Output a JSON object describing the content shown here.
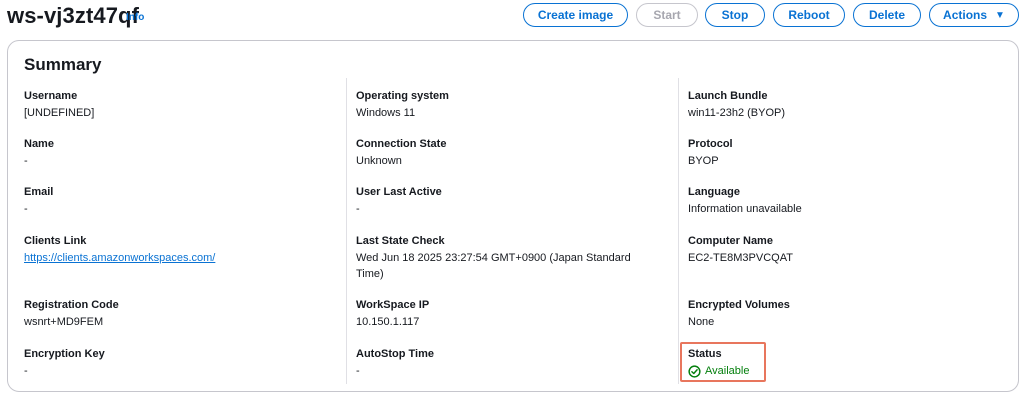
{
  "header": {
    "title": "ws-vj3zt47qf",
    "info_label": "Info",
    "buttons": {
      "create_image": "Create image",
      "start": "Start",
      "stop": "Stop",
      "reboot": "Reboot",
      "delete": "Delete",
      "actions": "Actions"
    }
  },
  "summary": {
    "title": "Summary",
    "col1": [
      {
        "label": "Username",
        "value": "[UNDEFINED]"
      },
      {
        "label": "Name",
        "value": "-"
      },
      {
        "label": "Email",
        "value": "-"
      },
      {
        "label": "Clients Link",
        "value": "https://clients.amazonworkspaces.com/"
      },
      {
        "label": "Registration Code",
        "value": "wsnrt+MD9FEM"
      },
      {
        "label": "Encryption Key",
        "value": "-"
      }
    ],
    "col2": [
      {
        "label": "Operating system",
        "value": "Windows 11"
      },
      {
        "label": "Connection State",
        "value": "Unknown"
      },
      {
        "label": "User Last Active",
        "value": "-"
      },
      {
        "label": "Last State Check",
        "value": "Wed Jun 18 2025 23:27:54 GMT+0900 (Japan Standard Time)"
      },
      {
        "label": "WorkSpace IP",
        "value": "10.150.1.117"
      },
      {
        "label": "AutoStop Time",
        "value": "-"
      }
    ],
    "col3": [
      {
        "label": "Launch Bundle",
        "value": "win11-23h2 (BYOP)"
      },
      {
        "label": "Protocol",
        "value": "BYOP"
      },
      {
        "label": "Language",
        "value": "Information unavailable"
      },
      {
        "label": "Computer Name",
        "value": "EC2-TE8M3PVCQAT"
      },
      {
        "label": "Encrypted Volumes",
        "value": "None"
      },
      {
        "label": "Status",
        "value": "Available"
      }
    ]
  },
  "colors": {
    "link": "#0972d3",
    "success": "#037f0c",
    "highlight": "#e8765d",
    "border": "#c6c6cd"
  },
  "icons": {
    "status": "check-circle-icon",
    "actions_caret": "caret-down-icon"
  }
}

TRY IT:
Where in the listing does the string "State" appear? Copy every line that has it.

ANSWER BOX:
        "label": "Connection State",
        "label": "Last State Check",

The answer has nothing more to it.